On appeal from: [2018] EWHC Civ 64

This appeal related to the UK’s ability to deport a Zimbabwean citizen who, whilst being lawfully resident in the UK, had committed serious crimes. He sought to challenge the decision to deport him on the basis of ECHR, article 3. Being HIV positive, he argued that if deported he would be unable to access the medication he receives in the UK and which prevents his relapse into AIDS.

He appealed to the Supreme Court, asking it to depart from N v Secretary of State for the Home Department [2005] UKHL 31 by reference to the ECtHR decision in Paposhvili v Belgium [2017] Imm AR 867 and to remit his application for rehearing by reference to article 3.

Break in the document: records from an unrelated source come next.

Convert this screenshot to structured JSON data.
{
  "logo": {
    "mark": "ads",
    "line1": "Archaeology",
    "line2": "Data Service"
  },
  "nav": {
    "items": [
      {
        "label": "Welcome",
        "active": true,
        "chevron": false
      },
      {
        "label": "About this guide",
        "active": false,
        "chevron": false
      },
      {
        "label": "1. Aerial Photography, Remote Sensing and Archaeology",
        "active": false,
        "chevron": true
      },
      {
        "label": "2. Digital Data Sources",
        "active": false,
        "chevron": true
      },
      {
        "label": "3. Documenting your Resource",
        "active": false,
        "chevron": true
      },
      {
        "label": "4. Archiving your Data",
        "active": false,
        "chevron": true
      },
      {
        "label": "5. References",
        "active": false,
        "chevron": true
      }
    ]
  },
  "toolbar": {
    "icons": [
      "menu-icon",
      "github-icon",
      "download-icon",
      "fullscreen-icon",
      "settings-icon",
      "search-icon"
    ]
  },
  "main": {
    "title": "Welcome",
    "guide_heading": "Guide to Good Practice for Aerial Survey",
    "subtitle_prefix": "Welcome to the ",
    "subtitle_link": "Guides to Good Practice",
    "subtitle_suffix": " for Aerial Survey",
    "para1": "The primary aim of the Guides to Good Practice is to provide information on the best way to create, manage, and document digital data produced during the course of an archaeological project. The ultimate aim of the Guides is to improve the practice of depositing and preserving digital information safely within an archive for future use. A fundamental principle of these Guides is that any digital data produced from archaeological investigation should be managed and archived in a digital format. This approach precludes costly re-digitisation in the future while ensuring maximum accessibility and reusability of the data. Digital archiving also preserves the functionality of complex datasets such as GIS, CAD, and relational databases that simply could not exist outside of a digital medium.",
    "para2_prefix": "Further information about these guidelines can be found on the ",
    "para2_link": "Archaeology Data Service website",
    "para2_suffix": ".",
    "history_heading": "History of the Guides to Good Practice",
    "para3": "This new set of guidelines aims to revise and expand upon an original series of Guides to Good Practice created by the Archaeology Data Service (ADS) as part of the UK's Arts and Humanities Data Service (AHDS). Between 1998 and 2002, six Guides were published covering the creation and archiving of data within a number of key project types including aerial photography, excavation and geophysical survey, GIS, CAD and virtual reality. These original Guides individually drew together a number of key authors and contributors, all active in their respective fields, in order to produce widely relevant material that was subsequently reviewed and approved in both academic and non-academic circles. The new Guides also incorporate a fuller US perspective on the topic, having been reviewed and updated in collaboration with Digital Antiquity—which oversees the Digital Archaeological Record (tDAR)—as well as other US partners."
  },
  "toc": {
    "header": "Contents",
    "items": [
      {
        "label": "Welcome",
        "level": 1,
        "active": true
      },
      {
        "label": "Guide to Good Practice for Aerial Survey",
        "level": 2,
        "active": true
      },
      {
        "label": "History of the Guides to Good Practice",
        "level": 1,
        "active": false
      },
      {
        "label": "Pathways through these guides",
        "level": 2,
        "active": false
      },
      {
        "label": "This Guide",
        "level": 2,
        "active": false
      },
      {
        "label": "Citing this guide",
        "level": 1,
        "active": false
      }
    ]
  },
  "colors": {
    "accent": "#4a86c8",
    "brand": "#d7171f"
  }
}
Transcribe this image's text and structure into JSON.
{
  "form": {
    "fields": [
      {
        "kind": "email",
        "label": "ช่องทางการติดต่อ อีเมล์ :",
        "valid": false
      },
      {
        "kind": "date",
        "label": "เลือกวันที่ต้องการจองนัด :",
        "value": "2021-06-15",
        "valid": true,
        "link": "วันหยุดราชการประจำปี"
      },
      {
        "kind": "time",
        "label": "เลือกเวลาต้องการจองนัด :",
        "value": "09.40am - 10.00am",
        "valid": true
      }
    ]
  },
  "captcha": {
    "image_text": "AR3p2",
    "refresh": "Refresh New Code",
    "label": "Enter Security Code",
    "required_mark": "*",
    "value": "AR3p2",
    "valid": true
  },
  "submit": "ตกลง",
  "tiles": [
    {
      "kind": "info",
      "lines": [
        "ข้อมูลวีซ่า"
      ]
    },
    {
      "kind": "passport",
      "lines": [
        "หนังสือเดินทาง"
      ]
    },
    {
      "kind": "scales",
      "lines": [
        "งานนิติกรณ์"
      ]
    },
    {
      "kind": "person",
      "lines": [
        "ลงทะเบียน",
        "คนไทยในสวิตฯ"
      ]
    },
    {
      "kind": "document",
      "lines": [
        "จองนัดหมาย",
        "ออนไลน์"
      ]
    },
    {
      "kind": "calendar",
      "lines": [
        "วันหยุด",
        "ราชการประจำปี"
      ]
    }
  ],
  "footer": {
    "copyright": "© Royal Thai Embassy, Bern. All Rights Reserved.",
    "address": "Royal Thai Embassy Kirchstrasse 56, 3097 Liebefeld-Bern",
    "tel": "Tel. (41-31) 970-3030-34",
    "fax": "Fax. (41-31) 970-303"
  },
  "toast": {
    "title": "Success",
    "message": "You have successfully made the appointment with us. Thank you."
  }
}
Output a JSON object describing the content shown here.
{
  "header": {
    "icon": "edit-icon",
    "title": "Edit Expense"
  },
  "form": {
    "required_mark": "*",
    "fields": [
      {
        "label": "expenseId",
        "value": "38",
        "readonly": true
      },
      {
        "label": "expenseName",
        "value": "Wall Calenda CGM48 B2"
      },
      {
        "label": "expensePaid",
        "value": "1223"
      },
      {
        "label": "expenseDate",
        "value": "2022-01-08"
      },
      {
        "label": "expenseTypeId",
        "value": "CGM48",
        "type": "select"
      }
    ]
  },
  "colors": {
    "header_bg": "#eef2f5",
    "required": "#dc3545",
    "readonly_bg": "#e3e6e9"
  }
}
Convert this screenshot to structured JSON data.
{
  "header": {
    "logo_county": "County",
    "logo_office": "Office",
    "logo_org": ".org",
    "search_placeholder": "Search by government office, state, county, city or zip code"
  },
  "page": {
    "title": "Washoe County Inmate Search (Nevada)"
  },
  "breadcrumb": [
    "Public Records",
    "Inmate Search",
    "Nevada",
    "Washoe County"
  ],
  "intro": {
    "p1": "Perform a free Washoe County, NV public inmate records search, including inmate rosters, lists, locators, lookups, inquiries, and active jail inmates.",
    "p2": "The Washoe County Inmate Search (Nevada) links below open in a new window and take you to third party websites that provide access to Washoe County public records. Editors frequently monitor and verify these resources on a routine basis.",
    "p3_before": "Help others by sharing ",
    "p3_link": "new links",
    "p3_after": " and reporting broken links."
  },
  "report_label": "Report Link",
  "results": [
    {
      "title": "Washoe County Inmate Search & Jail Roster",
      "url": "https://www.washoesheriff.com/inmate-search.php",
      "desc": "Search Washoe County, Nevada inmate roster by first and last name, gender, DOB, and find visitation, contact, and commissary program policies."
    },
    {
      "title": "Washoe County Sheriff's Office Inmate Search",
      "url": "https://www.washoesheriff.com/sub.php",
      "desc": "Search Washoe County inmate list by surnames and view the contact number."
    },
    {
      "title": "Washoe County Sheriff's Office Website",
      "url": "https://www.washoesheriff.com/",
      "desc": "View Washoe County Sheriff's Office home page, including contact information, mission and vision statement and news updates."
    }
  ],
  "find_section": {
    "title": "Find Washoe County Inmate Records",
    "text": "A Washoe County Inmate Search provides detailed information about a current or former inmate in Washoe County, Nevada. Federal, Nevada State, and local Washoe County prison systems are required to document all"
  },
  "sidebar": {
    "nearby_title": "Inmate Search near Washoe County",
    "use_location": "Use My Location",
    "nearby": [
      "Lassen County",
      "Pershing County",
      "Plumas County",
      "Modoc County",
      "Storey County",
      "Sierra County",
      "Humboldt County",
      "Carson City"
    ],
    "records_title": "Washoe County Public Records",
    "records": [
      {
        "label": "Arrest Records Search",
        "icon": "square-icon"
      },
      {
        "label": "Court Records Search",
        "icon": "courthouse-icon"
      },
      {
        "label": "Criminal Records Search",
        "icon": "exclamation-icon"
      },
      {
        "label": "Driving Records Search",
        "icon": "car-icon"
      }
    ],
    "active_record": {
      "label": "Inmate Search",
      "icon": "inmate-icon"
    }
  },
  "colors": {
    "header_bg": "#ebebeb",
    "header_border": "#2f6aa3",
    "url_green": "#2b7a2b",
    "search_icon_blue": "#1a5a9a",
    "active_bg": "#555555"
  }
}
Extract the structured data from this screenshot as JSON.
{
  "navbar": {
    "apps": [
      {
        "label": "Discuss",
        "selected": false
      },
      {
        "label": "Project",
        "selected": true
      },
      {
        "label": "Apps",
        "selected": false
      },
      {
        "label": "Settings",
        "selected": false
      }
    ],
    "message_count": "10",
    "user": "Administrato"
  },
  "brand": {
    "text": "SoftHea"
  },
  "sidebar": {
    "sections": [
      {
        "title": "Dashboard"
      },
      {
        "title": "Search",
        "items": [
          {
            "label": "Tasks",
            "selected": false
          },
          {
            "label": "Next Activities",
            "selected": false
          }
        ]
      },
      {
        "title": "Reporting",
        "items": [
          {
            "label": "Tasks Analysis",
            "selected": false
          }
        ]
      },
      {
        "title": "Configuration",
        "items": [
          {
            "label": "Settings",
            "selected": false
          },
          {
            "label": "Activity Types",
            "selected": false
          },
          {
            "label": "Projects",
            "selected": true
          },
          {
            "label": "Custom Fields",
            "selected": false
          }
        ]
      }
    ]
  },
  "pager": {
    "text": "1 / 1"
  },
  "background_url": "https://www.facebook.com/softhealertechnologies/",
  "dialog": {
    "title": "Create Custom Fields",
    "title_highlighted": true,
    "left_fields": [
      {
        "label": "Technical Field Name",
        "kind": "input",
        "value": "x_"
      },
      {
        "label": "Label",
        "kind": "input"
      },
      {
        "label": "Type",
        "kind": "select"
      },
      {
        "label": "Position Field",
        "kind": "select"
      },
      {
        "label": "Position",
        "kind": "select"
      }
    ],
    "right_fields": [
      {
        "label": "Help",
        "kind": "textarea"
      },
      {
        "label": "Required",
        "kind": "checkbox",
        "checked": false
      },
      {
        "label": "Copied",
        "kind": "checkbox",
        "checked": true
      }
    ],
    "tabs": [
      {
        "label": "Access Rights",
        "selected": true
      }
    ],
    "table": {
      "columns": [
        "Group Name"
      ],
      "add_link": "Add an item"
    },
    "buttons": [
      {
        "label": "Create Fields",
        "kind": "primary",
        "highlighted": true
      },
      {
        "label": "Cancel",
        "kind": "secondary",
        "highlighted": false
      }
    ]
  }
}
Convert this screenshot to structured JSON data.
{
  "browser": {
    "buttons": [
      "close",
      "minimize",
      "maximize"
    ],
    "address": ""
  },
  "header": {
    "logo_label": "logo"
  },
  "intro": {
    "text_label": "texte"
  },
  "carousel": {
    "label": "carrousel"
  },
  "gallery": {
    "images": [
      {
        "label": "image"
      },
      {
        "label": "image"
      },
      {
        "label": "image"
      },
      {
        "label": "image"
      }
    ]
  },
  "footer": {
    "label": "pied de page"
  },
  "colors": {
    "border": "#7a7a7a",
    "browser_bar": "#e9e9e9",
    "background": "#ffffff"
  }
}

The Supreme Court unanimously allowed the appeal and remitted the claim under article 3 to be heard by the Upper Tribunal on up-to-date evidence properly directed to the substantive and procedural requirements set out by the Grand Chamber of the ECtHR. The Court reasoned that in N v United Kingdom (2008) 47 EHRR 39, the ECtHR held that a high threshold for violation of article 3 should be maintained. In Paposhvili v Belgium [2017] Imm AR 867, however, the ECtHR reconsidered what “other very exceptional cases” were. In that case, the ECtHR found that they should now be taken to include cases in which there were substantial grounds for believing that the applicant, while not at imminent risk of dying, would face a real risk in the receiving country of being exposed either to a serious, rapid and irreversible decline in health resulting in intense suffering, or to “a significant reduction in life expectancy”. In the present case, the UK Supreme Court found that the Court of Appeal had been mistaken in taking the ECtHR’s phrase “a significant reduction in life expectancy” to mean “the imminence of death. “Significant” was to mean “substantial”. The Supreme Court held that Paposhvili had modified the interpretation of article 3 in N v UK and the court should only refuse to follow a ECtHR decision in highly unusual circumstances.

For judgment, please download: [2020] UKSC 17

For Court’s press summary, please download: Court’s Press Summary

For a non-PDF version of the judgment, please visit: BAILII

To watch the hearing please visit: Supreme Court website, 4 December 2019 morning and afternoon session.